---------- MATERIAL FOR THIS EXERCISE
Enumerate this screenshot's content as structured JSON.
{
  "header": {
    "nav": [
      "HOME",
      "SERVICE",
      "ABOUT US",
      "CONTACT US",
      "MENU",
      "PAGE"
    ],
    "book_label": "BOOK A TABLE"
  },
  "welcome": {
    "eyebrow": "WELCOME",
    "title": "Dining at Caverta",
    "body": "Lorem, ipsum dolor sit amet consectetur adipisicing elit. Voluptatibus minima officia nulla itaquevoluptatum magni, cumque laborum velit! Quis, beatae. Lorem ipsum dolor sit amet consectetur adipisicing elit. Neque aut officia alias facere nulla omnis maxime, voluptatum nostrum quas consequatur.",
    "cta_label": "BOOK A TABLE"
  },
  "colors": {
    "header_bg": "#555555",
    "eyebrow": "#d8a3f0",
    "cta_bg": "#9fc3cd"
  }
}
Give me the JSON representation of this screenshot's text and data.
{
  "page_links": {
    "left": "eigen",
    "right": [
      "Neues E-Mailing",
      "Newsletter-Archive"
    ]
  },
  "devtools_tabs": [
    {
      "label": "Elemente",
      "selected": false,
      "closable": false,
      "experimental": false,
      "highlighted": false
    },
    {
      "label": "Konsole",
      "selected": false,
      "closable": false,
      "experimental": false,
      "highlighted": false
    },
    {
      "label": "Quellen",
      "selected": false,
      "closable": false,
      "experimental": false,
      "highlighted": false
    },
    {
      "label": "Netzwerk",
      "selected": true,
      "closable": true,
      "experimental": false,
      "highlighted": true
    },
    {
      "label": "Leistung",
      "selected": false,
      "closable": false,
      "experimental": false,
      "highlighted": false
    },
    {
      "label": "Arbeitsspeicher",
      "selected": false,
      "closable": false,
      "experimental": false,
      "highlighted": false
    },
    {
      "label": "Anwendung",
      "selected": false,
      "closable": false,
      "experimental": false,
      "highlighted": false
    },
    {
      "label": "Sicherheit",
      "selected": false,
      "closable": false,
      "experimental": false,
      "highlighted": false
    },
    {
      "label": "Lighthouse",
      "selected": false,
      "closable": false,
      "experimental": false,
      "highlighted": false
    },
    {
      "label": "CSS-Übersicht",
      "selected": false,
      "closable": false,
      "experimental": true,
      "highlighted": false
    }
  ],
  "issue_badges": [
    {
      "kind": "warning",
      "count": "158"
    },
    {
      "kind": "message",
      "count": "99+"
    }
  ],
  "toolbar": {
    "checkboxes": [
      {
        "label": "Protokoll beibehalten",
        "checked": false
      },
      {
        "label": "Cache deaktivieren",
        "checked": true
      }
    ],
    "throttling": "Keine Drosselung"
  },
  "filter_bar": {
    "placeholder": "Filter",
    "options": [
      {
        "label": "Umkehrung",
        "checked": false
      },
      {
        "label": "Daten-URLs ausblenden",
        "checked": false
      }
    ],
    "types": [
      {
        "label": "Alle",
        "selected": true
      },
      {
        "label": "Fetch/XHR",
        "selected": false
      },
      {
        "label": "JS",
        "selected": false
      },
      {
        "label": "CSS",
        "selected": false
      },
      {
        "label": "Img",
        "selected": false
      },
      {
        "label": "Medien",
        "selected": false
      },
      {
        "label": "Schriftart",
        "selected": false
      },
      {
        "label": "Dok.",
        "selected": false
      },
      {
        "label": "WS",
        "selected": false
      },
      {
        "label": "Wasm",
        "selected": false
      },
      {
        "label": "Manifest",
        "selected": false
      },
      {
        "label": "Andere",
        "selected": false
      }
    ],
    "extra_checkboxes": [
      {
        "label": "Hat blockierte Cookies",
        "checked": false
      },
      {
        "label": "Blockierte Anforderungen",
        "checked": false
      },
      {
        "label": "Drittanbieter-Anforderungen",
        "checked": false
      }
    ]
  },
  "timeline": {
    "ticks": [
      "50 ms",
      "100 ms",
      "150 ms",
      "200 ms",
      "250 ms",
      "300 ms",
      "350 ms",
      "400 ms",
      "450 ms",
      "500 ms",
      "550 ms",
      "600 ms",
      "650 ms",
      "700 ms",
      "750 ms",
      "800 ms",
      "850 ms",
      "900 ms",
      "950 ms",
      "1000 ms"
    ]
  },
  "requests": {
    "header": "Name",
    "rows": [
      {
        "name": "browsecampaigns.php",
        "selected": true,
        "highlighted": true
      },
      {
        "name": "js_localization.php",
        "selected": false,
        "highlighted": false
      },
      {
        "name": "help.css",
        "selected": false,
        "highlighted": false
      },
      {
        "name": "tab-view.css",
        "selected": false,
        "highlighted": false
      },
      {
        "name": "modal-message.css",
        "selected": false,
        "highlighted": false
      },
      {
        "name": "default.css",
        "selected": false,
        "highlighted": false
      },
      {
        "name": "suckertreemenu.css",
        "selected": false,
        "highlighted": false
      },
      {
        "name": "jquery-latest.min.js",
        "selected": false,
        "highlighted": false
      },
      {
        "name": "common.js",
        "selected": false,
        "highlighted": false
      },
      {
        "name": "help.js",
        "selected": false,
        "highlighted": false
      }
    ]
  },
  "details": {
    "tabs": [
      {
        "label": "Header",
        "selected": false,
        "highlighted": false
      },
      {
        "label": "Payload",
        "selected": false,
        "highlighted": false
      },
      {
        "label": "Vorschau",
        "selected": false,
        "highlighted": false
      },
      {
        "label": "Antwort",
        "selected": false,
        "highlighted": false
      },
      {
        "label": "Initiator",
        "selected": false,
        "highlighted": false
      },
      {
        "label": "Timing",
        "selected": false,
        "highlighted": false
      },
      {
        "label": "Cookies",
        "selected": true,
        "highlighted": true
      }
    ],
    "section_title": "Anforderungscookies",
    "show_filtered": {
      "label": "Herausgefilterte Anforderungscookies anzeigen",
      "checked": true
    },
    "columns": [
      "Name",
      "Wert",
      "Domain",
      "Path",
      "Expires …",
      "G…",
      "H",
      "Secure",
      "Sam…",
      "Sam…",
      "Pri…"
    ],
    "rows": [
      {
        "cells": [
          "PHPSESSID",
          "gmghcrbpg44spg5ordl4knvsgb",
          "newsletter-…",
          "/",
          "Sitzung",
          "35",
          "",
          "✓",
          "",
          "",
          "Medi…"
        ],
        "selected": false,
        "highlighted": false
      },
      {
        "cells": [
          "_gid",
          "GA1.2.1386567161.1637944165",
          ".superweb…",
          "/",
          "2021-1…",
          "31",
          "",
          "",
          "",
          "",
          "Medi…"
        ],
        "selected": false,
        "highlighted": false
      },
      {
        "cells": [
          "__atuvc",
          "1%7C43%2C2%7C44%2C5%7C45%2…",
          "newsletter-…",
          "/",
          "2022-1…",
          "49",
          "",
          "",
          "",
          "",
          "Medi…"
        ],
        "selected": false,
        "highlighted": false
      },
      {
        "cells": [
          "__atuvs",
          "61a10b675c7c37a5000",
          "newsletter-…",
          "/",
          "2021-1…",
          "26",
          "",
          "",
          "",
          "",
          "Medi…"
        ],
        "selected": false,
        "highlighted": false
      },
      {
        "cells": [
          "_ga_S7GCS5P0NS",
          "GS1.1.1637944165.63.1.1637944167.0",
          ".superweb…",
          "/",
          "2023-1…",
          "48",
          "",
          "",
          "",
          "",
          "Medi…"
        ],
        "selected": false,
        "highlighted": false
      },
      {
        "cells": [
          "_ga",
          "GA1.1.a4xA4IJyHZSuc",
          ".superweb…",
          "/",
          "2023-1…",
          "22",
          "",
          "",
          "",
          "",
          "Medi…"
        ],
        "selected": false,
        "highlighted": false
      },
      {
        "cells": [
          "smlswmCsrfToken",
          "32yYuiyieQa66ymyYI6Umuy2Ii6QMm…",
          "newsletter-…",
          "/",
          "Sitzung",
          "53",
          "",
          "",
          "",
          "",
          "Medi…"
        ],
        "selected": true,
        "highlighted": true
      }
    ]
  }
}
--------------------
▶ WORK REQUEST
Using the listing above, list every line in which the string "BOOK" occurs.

▶ RESPONSE
    "book_label": "BOOK A TABLE"
    "cta_label": "BOOK A TABLE"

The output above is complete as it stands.